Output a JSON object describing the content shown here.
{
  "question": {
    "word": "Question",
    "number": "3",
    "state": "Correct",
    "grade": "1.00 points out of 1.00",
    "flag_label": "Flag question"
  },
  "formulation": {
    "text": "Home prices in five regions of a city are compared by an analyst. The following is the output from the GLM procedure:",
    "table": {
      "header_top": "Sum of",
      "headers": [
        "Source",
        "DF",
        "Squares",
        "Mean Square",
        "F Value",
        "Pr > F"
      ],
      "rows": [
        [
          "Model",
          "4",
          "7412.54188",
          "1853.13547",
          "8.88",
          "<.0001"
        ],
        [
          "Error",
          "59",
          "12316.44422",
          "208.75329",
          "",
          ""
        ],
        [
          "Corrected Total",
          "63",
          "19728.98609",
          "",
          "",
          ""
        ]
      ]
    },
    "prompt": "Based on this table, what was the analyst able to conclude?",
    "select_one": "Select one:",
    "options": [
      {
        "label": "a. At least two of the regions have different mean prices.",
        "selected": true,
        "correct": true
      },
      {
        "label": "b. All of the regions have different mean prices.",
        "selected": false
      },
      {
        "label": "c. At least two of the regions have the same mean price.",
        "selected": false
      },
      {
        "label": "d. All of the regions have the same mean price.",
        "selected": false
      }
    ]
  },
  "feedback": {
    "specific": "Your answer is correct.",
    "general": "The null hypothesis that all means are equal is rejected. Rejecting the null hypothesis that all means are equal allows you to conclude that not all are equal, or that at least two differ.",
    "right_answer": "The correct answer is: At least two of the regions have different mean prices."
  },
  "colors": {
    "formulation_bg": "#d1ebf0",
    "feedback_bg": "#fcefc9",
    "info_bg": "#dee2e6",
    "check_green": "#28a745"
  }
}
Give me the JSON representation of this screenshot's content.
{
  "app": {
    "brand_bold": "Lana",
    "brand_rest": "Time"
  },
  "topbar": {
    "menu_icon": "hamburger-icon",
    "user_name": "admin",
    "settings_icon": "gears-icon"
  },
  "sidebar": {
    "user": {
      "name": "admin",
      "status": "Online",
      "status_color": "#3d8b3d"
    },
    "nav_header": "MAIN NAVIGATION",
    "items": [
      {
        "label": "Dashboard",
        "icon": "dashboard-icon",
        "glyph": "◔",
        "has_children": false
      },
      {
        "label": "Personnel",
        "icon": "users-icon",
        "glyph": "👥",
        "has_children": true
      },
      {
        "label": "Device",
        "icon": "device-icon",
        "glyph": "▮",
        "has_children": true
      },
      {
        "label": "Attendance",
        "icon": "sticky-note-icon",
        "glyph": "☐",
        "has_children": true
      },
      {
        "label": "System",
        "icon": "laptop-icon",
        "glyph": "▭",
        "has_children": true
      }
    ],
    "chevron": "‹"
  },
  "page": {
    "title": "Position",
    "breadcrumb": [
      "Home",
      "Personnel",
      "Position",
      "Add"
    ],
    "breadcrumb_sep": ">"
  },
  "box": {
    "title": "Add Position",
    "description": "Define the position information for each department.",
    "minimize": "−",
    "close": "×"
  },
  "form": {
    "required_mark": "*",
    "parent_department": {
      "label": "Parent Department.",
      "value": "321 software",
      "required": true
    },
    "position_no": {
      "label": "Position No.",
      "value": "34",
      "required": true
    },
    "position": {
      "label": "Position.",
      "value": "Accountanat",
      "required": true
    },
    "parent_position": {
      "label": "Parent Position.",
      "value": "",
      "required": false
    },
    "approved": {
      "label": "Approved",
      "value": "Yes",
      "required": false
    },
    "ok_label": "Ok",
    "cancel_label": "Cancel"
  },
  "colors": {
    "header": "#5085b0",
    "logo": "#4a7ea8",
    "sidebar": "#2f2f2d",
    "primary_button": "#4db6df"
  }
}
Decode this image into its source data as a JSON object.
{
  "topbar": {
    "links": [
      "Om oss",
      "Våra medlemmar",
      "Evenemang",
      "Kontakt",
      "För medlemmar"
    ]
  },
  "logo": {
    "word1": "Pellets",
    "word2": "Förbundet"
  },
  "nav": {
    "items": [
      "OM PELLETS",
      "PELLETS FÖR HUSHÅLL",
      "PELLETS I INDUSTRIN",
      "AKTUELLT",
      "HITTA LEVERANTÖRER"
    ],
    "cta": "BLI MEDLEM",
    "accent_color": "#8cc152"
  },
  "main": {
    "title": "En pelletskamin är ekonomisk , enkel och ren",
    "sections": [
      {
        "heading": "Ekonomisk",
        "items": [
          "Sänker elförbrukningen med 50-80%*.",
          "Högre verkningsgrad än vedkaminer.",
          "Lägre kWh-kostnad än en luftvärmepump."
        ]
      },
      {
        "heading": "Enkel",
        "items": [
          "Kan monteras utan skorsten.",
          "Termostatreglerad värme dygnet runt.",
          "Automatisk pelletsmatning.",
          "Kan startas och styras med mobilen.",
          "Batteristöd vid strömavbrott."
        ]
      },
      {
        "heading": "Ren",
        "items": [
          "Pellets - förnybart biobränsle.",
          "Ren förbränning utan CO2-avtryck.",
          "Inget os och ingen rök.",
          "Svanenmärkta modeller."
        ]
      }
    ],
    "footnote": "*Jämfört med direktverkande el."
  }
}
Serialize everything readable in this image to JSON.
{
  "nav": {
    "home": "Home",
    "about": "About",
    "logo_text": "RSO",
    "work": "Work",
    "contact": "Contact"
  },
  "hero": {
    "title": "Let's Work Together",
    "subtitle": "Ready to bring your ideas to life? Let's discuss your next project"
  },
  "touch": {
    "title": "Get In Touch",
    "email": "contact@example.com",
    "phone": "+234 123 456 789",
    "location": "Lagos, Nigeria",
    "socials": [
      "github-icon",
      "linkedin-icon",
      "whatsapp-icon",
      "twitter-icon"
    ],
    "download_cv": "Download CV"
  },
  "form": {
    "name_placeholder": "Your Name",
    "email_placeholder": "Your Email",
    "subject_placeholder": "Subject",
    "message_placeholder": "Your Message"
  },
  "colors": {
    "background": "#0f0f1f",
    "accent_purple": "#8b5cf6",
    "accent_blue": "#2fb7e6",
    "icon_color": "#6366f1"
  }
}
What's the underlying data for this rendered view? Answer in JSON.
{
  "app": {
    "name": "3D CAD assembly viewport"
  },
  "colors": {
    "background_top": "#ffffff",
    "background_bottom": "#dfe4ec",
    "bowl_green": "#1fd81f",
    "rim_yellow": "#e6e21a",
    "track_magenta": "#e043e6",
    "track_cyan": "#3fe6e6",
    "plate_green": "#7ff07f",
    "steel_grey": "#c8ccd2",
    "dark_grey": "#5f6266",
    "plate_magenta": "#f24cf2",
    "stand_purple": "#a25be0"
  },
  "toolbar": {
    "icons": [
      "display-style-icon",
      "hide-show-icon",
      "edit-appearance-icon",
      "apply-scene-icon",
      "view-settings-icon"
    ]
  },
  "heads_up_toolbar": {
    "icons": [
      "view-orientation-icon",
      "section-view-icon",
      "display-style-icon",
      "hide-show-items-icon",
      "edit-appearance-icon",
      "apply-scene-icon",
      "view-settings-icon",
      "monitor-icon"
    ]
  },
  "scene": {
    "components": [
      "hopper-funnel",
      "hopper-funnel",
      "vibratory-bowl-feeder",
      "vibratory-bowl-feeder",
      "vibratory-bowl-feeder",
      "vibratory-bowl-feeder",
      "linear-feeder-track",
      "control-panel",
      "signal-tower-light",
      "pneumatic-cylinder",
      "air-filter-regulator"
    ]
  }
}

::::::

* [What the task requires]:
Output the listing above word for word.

* [Expected answer]:
Output a JSON object describing the content shown here.
{
  "question": {
    "word": "Question",
    "number": "3",
    "state": "Correct",
    "grade": "1.00 points out of 1.00",
    "flag_label": "Flag question"
  },
  "formulation": {
    "text": "Home prices in five regions of a city are compared by an analyst. The following is the output from the GLM procedure:",
    "table": {
      "header_top": "Sum of",
      "headers": [
        "Source",
        "DF",
        "Squares",
        "Mean Square",
        "F Value",
        "Pr > F"
      ],
      "rows": [
        [
          "Model",
          "4",
          "7412.54188",
          "1853.13547",
          "8.88",
          "<.0001"
        ],
        [
          "Error",
          "59",
          "12316.44422",
          "208.75329",
          "",
          ""
        ],
        [
          "Corrected Total",
          "63",
          "19728.98609",
          "",
          "",
          ""
        ]
      ]
    },
    "prompt": "Based on this table, what was the analyst able to conclude?",
    "select_one": "Select one:",
    "options": [
      {
        "label": "a. At least two of the regions have different mean prices.",
        "selected": true,
        "correct": true
      },
      {
        "label": "b. All of the regions have different mean prices.",
        "selected": false
      },
      {
        "label": "c. At least two of the regions have the same mean price.",
        "selected": false
      },
      {
        "label": "d. All of the regions have the same mean price.",
        "selected": false
      }
    ]
  },
  "feedback": {
    "specific": "Your answer is correct.",
    "general": "The null hypothesis that all means are equal is rejected. Rejecting the null hypothesis that all means are equal allows you to conclude that not all are equal, or that at least two differ.",
    "right_answer": "The correct answer is: At least two of the regions have different mean prices."
  },
  "colors": {
    "formulation_bg": "#d1ebf0",
    "feedback_bg": "#fcefc9",
    "info_bg": "#dee2e6",
    "check_green": "#28a745"
  }
}
Give me the JSON representation of this screenshot's content.
{
  "app": {
    "brand_bold": "Lana",
    "brand_rest": "Time"
  },
  "topbar": {
    "menu_icon": "hamburger-icon",
    "user_name": "admin",
    "settings_icon": "gears-icon"
  },
  "sidebar": {
    "user": {
      "name": "admin",
      "status": "Online",
      "status_color": "#3d8b3d"
    },
    "nav_header": "MAIN NAVIGATION",
    "items": [
      {
        "label": "Dashboard",
        "icon": "dashboard-icon",
        "glyph": "◔",
        "has_children": false
      },
      {
        "label": "Personnel",
        "icon": "users-icon",
        "glyph": "👥",
        "has_children": true
      },
      {
        "label": "Device",
        "icon": "device-icon",
        "glyph": "▮",
        "has_children": true
      },
      {
        "label": "Attendance",
        "icon": "sticky-note-icon",
        "glyph": "☐",
        "has_children": true
      },
      {
        "label": "System",
        "icon": "laptop-icon",
        "glyph": "▭",
        "has_children": true
      }
    ],
    "chevron": "‹"
  },
  "page": {
    "title": "Position",
    "breadcrumb": [
      "Home",
      "Personnel",
      "Position",
      "Add"
    ],
    "breadcrumb_sep": ">"
  },
  "box": {
    "title": "Add Position",
    "description": "Define the position information for each department.",
    "minimize": "−",
    "close": "×"
  },
  "form": {
    "required_mark": "*",
    "parent_department": {
      "label": "Parent Department.",
      "value": "321 software",
      "required": true
    },
    "position_no": {
      "label": "Position No.",
      "value": "34",
      "required": true
    },
    "position": {
      "label": "Position.",
      "value": "Accountanat",
      "required": true
    },
    "parent_position": {
      "label": "Parent Position.",
      "value": "",
      "required": false
    },
    "approved": {
      "label": "Approved",
      "value": "Yes",
      "required": false
    },
    "ok_label": "Ok",
    "cancel_label": "Cancel"
  },
  "colors": {
    "header": "#5085b0",
    "logo": "#4a7ea8",
    "sidebar": "#2f2f2d",
    "primary_button": "#4db6df"
  }
}
Decode this image into its source data as a JSON object.
{
  "topbar": {
    "links": [
      "Om oss",
      "Våra medlemmar",
      "Evenemang",
      "Kontakt",
      "För medlemmar"
    ]
  },
  "logo": {
    "word1": "Pellets",
    "word2": "Förbundet"
  },
  "nav": {
    "items": [
      "OM PELLETS",
      "PELLETS FÖR HUSHÅLL",
      "PELLETS I INDUSTRIN",
      "AKTUELLT",
      "HITTA LEVERANTÖRER"
    ],
    "cta": "BLI MEDLEM",
    "accent_color": "#8cc152"
  },
  "main": {
    "title": "En pelletskamin är ekonomisk , enkel och ren",
    "sections": [
      {
        "heading": "Ekonomisk",
        "items": [
          "Sänker elförbrukningen med 50-80%*.",
          "Högre verkningsgrad än vedkaminer.",
          "Lägre kWh-kostnad än en luftvärmepump."
        ]
      },
      {
        "heading": "Enkel",
        "items": [
          "Kan monteras utan skorsten.",
          "Termostatreglerad värme dygnet runt.",
          "Automatisk pelletsmatning.",
          "Kan startas och styras med mobilen.",
          "Batteristöd vid strömavbrott."
        ]
      },
      {
        "heading": "Ren",
        "items": [
          "Pellets - förnybart biobränsle.",
          "Ren förbränning utan CO2-avtryck.",
          "Inget os och ingen rök.",
          "Svanenmärkta modeller."
        ]
      }
    ],
    "footnote": "*Jämfört med direktverkande el."
  }
}
Serialize everything readable in this image to JSON.
{
  "nav": {
    "home": "Home",
    "about": "About",
    "logo_text": "RSO",
    "work": "Work",
    "contact": "Contact"
  },
  "hero": {
    "title": "Let's Work Together",
    "subtitle": "Ready to bring your ideas to life? Let's discuss your next project"
  },
  "touch": {
    "title": "Get In Touch",
    "email": "contact@example.com",
    "phone": "+234 123 456 789",
    "location": "Lagos, Nigeria",
    "socials": [
      "github-icon",
      "linkedin-icon",
      "whatsapp-icon",
      "twitter-icon"
    ],
    "download_cv": "Download CV"
  },
  "form": {
    "name_placeholder": "Your Name",
    "email_placeholder": "Your Email",
    "subject_placeholder": "Subject",
    "message_placeholder": "Your Message"
  },
  "colors": {
    "background": "#0f0f1f",
    "accent_purple": "#8b5cf6",
    "accent_blue": "#2fb7e6",
    "icon_color": "#6366f1"
  }
}
What's the underlying data for this rendered view? Answer in JSON.
{
  "app": {
    "name": "3D CAD assembly viewport"
  },
  "colors": {
    "background_top": "#ffffff",
    "background_bottom": "#dfe4ec",
    "bowl_green": "#1fd81f",
    "rim_yellow": "#e6e21a",
    "track_magenta": "#e043e6",
    "track_cyan": "#3fe6e6",
    "plate_green": "#7ff07f",
    "steel_grey": "#c8ccd2",
    "dark_grey": "#5f6266",
    "plate_magenta": "#f24cf2",
    "stand_purple": "#a25be0"
  },
  "toolbar": {
    "icons": [
      "display-style-icon",
      "hide-show-icon",
      "edit-appearance-icon",
      "apply-scene-icon",
      "view-settings-icon"
    ]
  },
  "heads_up_toolbar": {
    "icons": [
      "view-orientation-icon",
      "section-view-icon",
      "display-style-icon",
      "hide-show-items-icon",
      "edit-appearance-icon",
      "apply-scene-icon",
      "view-settings-icon",
      "monitor-icon"
    ]
  },
  "scene": {
    "components": [
      "hopper-funnel",
      "hopper-funnel",
      "vibratory-bowl-feeder",
      "vibratory-bowl-feeder",
      "vibratory-bowl-feeder",
      "vibratory-bowl-feeder",
      "linear-feeder-track",
      "control-panel",
      "signal-tower-light",
      "pneumatic-cylinder",
      "air-filter-regulator"
    ]
  }
}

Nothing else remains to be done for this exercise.